Cairngorms funicular railway Image copyright Peter Jolly/Northpix
Image caption The funicular was opened in 2001

A leisure business could take over Scotland's only funicular railway and the UK's highest restaurant.

Wilmslow-based Natural Retreats UK Ltd has been named preferred bidder to operate the CairnGorm Mountain snowsports centre near Aviemore.

The site's funicular railway was opened in 2001.

It connects a base station with the Ptarmigan Restaurant 1,097m (3,599ft) up Cairn Gorm mountain.

The railway and centre are owned by Highlands and Islands Enterprise (HIE), a public agency.

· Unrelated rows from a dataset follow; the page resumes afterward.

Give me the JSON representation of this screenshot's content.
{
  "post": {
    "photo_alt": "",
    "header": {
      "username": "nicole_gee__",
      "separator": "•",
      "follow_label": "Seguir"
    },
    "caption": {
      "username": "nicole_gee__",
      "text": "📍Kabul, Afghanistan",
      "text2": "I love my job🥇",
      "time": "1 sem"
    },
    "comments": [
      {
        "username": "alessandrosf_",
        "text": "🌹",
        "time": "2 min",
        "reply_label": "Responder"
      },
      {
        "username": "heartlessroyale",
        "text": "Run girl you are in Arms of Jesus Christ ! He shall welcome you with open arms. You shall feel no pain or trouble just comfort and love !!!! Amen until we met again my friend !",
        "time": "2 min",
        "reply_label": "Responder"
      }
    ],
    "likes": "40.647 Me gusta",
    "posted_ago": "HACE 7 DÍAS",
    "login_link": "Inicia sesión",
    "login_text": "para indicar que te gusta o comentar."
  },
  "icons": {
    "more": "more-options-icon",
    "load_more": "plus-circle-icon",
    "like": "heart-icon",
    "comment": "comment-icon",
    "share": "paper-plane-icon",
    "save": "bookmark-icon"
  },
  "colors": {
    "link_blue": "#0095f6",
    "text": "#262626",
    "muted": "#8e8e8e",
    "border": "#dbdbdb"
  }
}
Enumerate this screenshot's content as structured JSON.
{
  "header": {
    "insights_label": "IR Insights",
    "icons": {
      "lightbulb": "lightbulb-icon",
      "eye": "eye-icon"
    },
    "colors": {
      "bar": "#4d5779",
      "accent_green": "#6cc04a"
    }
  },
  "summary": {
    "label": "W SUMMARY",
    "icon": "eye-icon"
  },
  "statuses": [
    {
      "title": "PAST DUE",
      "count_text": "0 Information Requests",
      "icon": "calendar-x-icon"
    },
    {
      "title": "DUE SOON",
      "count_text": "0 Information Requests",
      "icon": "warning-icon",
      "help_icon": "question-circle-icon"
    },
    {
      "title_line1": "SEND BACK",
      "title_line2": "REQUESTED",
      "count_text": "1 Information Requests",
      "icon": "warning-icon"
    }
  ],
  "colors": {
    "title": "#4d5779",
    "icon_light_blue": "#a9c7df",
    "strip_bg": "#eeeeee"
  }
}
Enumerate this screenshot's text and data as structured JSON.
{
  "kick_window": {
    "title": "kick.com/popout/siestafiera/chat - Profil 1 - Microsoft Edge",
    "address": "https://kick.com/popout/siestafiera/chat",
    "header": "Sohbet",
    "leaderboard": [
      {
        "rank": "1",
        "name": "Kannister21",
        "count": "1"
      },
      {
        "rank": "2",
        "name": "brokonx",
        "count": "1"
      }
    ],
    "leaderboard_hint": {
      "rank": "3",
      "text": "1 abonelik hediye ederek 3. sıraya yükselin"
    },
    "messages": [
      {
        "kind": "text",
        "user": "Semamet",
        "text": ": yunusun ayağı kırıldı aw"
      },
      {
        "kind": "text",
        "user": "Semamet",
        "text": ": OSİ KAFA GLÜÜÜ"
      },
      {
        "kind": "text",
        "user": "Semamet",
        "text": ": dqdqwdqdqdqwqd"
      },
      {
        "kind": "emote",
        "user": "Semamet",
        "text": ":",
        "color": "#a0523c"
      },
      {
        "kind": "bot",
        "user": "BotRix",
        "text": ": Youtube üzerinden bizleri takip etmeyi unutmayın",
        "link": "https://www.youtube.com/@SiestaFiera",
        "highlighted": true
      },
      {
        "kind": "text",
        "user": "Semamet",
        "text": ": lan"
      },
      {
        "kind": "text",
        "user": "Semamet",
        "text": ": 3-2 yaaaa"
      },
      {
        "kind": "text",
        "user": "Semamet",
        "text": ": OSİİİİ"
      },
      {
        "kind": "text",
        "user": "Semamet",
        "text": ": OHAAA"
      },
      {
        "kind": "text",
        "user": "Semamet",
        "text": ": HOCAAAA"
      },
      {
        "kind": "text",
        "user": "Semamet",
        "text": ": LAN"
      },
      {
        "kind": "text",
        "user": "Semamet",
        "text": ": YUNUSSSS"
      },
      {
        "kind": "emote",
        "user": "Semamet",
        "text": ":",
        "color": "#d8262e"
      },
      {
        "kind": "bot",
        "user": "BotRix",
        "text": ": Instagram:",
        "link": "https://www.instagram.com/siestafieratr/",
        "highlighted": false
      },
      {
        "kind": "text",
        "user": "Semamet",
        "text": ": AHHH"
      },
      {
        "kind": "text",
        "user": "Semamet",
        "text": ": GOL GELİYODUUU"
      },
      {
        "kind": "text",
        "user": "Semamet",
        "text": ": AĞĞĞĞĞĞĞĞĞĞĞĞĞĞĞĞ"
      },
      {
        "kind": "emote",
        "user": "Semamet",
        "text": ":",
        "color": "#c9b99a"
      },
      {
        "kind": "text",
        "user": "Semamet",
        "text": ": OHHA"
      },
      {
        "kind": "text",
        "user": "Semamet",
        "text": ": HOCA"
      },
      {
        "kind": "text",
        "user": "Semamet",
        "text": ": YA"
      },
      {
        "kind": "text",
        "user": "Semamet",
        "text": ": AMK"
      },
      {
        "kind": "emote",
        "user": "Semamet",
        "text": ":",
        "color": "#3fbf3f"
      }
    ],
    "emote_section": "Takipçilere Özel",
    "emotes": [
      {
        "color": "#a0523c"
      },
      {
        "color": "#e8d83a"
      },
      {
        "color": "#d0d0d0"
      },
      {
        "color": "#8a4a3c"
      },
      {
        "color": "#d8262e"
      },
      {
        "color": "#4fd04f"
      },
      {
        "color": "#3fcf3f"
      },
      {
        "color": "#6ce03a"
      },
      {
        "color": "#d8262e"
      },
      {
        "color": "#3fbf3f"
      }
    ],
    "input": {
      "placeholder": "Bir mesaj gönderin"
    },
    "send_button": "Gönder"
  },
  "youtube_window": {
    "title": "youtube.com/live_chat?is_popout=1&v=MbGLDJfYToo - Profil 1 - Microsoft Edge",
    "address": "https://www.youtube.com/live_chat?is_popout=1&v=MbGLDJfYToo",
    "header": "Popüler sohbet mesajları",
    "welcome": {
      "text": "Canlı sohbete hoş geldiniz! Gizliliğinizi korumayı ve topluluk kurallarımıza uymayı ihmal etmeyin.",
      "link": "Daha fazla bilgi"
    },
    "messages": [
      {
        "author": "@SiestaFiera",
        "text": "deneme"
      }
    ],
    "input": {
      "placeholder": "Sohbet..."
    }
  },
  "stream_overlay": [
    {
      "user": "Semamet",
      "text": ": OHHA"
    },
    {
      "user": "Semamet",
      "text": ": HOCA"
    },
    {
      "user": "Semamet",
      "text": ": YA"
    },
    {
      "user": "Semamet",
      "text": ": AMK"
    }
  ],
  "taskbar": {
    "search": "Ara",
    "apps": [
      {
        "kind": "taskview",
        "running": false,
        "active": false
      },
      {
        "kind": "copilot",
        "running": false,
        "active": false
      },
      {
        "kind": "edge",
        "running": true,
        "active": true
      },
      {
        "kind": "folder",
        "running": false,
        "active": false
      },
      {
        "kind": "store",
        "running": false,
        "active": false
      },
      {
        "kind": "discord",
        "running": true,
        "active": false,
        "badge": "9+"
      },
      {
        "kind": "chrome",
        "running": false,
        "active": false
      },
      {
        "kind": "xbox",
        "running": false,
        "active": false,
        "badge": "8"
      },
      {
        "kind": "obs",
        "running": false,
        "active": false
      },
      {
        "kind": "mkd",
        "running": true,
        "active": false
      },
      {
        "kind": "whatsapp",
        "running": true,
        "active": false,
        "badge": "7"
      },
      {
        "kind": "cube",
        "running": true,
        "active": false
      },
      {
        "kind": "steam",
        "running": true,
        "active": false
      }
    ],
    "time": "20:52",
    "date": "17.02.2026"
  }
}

Tourism business Natural Retreats owns holiday accommodation at John O'Groats, in Cornwall and other locations in the UK and abroad.

'Complex procurements'

HIE chief executive Alex Paterson said: "This is a significant step forward in our procurement process, but it is not the end.

"Over the coming weeks, HIE will hold further discussions with Natural Retreats on a number of points of detail, before deciding whether or not to proceed to awarding a contract.

"This is a normal procedure in complex procurements which follow the 'competitive dialogue' methodology."

He added: "Whatever the outcome of the upcoming discussions with our preferred bidder, the railway and visitor facilities, and, indeed, the wider Cairngorm estate, will remain in public ownership through HIE."

Image copyright Peter Jolly/Northpix
Image caption The resort will continue to be publically owned

The centre is managed by CairnGorm Mountain Ltd (CML), which became a subsidiary of HIE in 2008.

The enterprise agency said it had always been clear that it would not run CML long-term.

HIE's decision to advertise for a new operator followed an options appraisal, carried out last year by consultants Ernst and Young.

During the appraisal, nine organisations said they were interested in taking over the operation and developing the resort.

HIE had provided £19.42m - almost £5m more than expected - towards the £26m cost of building and running the funicular.

In 2010, the Scottish Parliament's audit committee said the agency's failure to take account of risks involved in running the funicular railway had led to "spiralling" costs.

More on this story

Related Internet links

The BBC is not responsible for the content of external Internet sites